● **ACTIVITY**
Look through the records below, and whenever a line contains "like", copy it.

Page and application data records
____________________

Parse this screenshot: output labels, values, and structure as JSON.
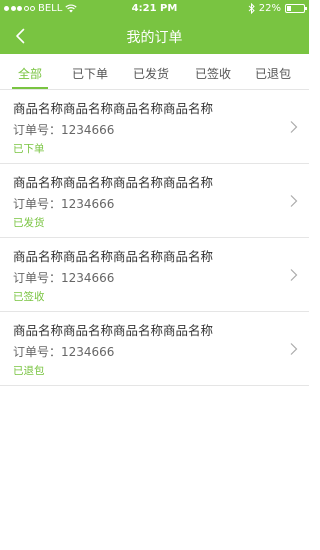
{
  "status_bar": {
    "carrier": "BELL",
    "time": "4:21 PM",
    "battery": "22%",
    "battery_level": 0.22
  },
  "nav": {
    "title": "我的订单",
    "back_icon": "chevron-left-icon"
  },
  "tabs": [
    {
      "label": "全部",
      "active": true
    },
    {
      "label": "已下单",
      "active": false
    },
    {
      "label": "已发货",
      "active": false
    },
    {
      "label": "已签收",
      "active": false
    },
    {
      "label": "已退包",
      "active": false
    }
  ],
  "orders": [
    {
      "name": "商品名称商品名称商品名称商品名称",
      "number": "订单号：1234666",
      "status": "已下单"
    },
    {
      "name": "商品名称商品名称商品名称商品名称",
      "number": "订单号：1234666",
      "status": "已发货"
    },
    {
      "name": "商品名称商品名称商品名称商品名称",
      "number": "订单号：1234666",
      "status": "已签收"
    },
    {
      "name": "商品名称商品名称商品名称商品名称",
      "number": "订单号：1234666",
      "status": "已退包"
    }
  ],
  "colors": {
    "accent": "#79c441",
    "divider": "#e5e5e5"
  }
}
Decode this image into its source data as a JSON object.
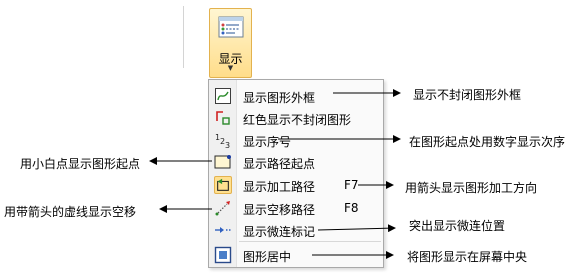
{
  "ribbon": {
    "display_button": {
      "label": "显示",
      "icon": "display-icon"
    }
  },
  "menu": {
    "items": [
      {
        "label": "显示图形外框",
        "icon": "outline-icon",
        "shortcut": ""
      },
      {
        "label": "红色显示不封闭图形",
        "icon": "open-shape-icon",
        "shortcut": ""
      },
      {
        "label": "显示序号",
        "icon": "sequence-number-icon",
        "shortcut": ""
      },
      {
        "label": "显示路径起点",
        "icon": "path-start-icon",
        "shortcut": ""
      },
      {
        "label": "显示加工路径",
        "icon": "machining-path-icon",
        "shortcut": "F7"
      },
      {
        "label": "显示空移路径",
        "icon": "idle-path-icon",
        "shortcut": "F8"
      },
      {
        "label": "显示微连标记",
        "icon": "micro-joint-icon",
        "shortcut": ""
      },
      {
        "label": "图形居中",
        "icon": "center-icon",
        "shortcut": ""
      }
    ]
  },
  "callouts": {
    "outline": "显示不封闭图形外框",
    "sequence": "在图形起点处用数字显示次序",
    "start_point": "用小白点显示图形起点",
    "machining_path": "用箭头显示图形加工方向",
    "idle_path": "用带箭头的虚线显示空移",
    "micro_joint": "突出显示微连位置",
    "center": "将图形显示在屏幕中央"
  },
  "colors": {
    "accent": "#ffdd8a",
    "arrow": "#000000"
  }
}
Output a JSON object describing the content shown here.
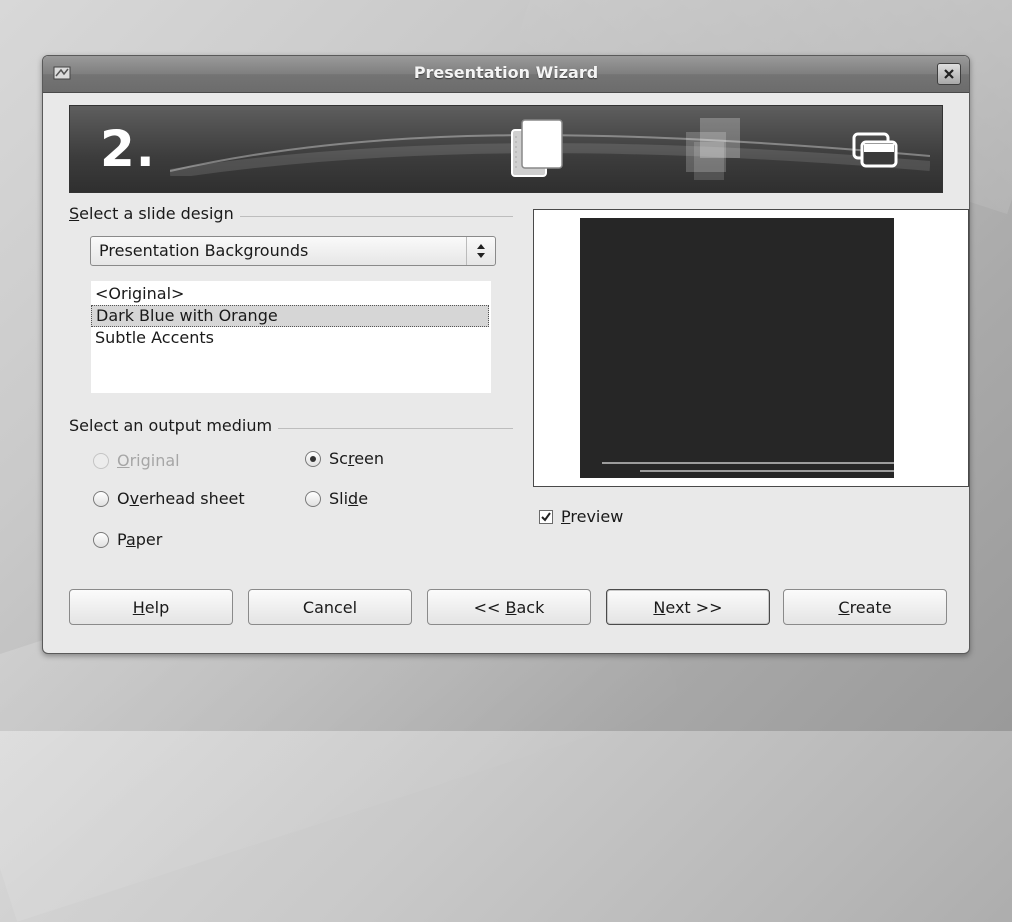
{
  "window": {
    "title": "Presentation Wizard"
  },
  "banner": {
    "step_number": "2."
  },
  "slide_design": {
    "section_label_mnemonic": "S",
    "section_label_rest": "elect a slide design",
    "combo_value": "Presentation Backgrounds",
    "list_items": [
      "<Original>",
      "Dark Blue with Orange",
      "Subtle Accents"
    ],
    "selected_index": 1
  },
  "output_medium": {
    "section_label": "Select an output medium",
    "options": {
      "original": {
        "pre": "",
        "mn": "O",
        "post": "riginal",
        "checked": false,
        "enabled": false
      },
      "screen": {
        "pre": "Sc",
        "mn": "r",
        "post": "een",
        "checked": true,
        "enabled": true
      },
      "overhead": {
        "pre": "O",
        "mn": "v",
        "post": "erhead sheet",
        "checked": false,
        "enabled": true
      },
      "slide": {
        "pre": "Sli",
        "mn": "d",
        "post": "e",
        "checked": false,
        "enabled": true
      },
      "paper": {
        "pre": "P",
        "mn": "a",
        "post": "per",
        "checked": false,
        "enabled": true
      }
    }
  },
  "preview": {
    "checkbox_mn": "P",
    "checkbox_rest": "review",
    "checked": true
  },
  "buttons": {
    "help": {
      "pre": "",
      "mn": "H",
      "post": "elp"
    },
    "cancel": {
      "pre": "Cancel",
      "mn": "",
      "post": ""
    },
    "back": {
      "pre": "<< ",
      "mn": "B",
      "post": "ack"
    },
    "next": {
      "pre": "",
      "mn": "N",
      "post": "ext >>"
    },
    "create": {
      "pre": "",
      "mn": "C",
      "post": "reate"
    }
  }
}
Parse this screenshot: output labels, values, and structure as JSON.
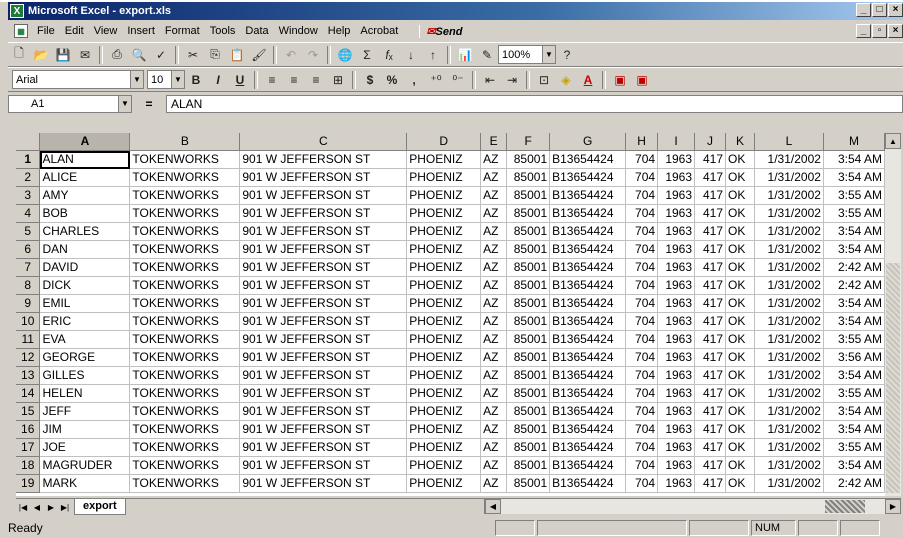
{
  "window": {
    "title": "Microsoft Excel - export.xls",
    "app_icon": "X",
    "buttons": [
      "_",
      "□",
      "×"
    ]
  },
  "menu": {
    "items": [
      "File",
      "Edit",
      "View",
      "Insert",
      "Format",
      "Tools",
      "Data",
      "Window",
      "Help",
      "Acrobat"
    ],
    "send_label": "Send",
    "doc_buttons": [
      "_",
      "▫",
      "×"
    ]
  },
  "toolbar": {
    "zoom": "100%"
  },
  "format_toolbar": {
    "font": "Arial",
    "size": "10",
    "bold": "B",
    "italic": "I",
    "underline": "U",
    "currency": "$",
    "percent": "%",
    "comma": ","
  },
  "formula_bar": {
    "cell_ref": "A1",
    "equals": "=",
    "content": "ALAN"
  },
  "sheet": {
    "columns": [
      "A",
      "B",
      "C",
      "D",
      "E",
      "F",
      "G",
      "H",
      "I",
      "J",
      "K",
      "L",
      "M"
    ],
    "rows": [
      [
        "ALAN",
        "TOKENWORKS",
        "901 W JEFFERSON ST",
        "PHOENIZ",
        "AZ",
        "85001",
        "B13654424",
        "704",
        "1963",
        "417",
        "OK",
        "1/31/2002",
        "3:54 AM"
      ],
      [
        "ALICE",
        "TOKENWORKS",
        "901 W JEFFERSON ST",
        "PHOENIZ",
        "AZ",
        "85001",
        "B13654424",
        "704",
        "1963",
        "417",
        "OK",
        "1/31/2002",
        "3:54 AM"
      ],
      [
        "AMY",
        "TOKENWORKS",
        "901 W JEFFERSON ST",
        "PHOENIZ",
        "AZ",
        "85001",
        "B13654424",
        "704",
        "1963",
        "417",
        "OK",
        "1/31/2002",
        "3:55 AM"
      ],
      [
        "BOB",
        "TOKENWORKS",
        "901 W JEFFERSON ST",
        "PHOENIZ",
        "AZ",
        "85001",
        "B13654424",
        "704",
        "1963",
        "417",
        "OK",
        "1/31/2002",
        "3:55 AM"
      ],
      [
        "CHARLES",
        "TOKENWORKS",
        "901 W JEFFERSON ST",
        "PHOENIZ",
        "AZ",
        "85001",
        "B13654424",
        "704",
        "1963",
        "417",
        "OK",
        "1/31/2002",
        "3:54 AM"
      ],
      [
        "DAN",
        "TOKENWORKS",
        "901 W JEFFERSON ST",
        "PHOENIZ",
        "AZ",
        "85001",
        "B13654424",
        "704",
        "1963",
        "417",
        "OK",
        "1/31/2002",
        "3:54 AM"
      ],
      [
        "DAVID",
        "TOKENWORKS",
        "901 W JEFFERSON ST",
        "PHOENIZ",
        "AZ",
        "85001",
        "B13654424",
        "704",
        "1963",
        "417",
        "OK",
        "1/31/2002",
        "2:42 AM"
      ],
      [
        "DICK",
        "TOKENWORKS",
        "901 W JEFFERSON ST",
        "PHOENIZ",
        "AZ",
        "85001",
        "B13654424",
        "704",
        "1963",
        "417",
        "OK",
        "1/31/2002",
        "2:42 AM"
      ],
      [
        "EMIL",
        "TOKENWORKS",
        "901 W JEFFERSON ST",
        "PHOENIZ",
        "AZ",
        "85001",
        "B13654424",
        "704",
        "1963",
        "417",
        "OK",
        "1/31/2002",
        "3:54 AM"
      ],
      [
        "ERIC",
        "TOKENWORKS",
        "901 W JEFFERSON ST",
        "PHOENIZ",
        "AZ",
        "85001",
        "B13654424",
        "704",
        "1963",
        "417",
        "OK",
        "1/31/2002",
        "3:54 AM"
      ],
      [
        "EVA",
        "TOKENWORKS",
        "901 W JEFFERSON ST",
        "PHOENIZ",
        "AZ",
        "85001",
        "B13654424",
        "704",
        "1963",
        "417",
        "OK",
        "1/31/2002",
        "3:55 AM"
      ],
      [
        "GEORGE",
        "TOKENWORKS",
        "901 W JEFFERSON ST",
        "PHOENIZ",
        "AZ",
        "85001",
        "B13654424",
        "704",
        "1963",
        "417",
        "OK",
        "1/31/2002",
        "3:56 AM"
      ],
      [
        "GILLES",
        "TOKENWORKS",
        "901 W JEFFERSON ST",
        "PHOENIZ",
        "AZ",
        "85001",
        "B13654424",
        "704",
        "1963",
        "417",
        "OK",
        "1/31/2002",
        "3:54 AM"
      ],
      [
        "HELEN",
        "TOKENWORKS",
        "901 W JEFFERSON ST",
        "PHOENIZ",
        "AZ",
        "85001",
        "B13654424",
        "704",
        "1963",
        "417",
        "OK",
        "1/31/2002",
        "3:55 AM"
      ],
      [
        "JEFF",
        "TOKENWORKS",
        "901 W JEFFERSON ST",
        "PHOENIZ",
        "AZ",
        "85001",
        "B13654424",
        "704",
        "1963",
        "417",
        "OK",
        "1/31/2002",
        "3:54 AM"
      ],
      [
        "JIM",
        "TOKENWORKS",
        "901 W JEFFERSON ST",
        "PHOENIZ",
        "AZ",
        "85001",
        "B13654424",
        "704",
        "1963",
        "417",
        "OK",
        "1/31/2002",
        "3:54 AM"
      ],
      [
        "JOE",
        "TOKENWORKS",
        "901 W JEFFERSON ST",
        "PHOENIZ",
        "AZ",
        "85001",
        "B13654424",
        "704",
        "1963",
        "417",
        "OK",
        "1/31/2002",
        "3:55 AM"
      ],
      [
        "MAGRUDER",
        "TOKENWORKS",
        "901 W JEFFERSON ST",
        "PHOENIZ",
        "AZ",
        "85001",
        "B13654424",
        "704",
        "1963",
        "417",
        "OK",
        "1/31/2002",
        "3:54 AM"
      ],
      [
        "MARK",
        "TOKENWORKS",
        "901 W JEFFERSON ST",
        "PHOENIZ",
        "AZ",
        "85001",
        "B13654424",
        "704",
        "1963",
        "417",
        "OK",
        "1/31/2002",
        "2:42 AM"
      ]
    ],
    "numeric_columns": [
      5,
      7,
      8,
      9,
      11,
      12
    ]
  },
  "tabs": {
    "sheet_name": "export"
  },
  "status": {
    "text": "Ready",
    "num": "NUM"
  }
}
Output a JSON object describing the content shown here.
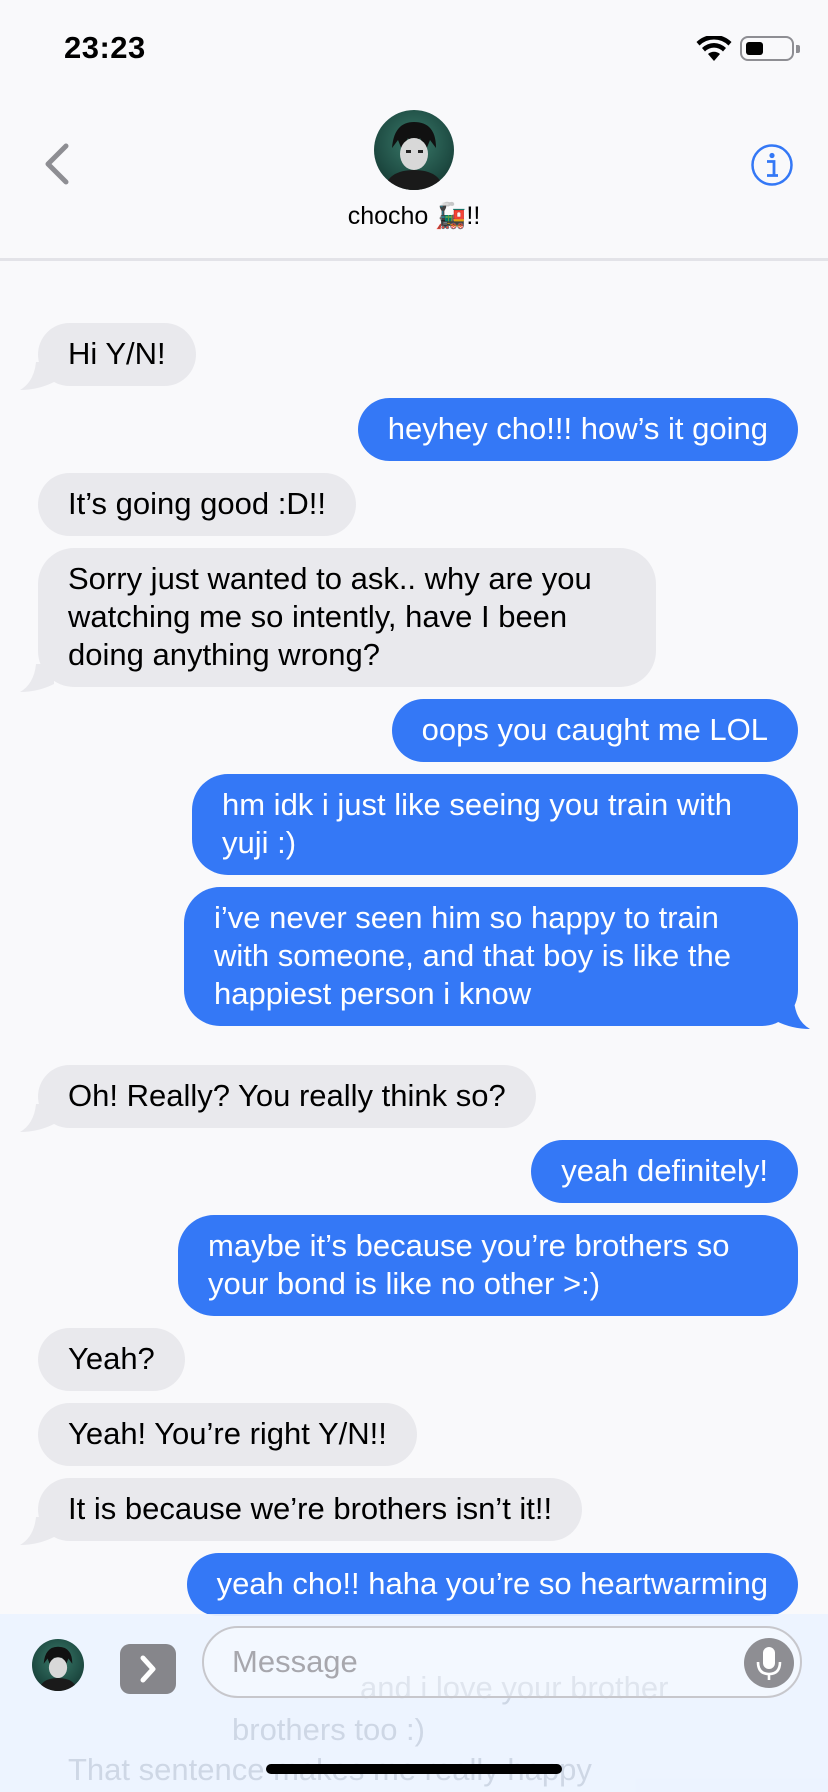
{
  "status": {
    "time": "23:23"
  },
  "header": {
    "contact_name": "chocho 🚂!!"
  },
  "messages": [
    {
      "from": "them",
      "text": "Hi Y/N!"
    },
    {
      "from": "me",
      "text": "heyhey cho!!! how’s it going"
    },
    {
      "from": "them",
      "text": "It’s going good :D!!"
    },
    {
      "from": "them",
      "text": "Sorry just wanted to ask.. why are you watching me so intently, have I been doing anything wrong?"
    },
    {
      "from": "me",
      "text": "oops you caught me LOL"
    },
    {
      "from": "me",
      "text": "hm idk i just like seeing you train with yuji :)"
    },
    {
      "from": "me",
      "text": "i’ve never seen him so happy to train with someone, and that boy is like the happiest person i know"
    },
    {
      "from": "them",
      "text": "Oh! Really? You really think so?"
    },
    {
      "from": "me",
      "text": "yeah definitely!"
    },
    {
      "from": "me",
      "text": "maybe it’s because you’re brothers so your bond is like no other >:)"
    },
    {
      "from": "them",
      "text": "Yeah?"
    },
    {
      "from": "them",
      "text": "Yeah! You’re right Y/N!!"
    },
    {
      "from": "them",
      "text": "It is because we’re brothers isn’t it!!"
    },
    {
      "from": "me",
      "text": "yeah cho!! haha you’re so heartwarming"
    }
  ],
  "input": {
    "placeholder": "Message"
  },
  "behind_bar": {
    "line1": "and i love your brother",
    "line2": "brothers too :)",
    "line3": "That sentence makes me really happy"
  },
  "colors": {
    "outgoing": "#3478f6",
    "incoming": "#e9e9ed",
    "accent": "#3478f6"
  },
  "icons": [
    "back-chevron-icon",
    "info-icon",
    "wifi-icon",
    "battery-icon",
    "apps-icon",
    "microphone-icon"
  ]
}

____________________

● **ANSWER BOX**
      "text": "hm idk i just like seeing you train with yuji :)"
      "text": "i’ve never seen him so happy to train with someone, and that boy is like the happiest person i know"
      "text": "maybe it’s because you’re brothers so your bond is like no other >:)"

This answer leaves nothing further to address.